Dan Stringer

navigating the convergence of faith, culture and the local church

Loon’s linkage (January ’11)

January 31, 2011

Great reads, all of them:

  • Andy Crouch brilliantly ruminates on Apple CEO Steve Jobs’ remarkable ability to “articulate a perfectly secular form hope.”
  • Rachel Held Evans winsomely recounts how trying to love God with her mind put her at odds with an outspoken seminary president.
  • Brett McCracken considers the ways social networking platforms and the “paradox of public intimacy” are impacting church efforts to cultivate community.
  • Kyle Bennett furnishes a compelling essay exploring how “a thorough sensitivity to the Spirit’s presence and work” helps to deepen Christian civility.
  • Nicholas Kristoff makes his case for why guns should be regulated as seriously as cars or toys.
  • Richard Mouw points out how the book of Revelation doesn’t always conform to stereotypes about “apocalyptic literature.”
  • Michael Gerson explains the basis for respecting our fellow citizens, “even when they hold absurd political beliefs.”
  • Ellen Painter Dollar offers a thoughtful critique of the “child-as-project mentality that permeates American parenting today.”
  • Skye Jethani suggests 3 reasons why interfaith cooperation honors God. And yes, he’s writing as an evangelical with strong theological convictions.
  • Ed Stetzer unpacks some of the most common challenges faced by church planters.
  • Christianity Today announces its 2011 Book Awards.
  • http://lindahblog.blogspot.com/ Linda H.

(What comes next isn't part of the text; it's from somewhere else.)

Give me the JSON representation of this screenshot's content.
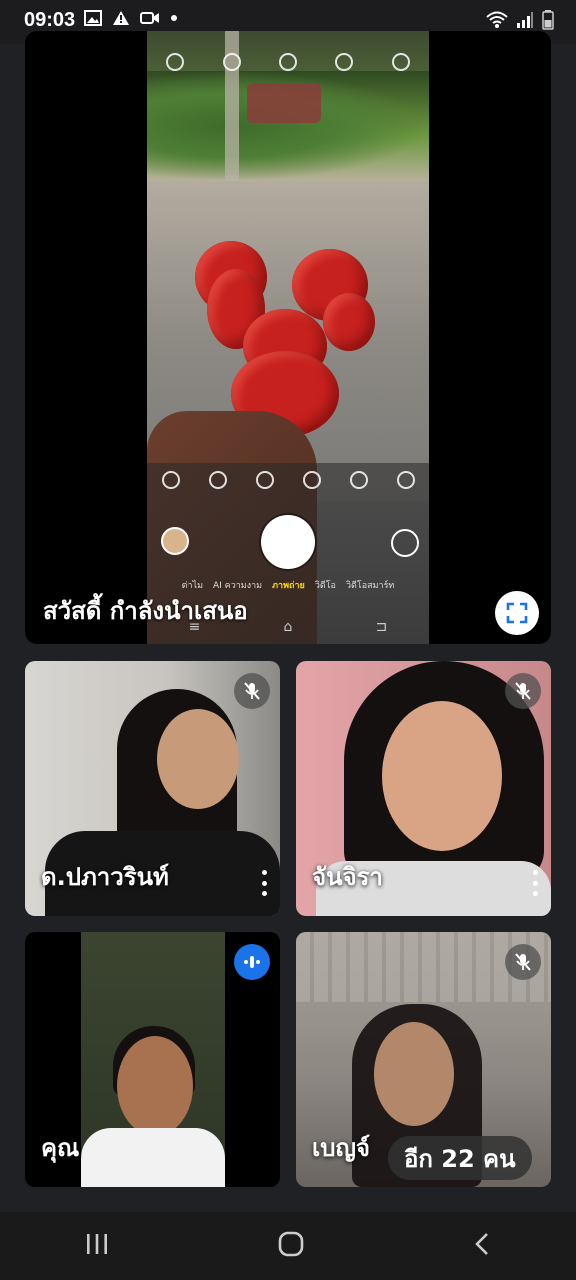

    Hello Dan,

    I just finished reading your whole blog! Yea! I already think of you as a friend. Right now, I am scouring the blogosphere to find like-minded writers to interact with, and I hope you will be one.

    I think pretty much everyone should write a blog if they can. Publicists can write fake blogs for their employers, but with that exception, I think reading someone’s blog is a reliable way to start to get to know them. Somehow, this way of connecting with people is going to make the world vastly better. So I am exploring it.

    The first blogger I started reading regularly was Slacktivist (http://slacktivist.typepad.com/slacktivist/). I notice the Slacktivist is not in your blogroll (on the old blog), so perhaps I have the pleasure of introducing him to you. His writing is fantastic, insightful, and progressively Christian, like you. He gets 100’s of comments on every posting – which is a problem of the blog format to me. The discussions are interesting, but there is way too much. I want a chance to participate, but so does everyone else. Solving that problem is one reason why I am seeking out other blogs, where there is room to engage. Maybe the way it works is, we all get fascinating topics from reading the great bloggers, then get to discuss them with our homies in our less-active blog-groups. What do you think?

    I found your blog from reading your review of _Why We’re Not Emergent: By Two Guys Who Should Be_ on Amazon.com. I hope you will get time to write more often. Know that you and your family are in my prayers. Thank you for what your writing has already added to my life.

  • http://thecommonloon.com The Common Loon

    Thanks Linda for stopping by. Yes, there are pros and cons of visiting the super-busy blogs. I used to be a frequent commenter on some of them, but it was very time-consuming to keep up with every development.

    These days, I’m much more selective in picking my “battles,” so I end up reading and skimming a lot more than I comment. Thanks to the world of amateur bloggers who aren’t necessarily trying to build up a brand or hawk a product, it’s good to know there are opportunities for thoughtful discussion and idea-sharing whenever time and energy permit.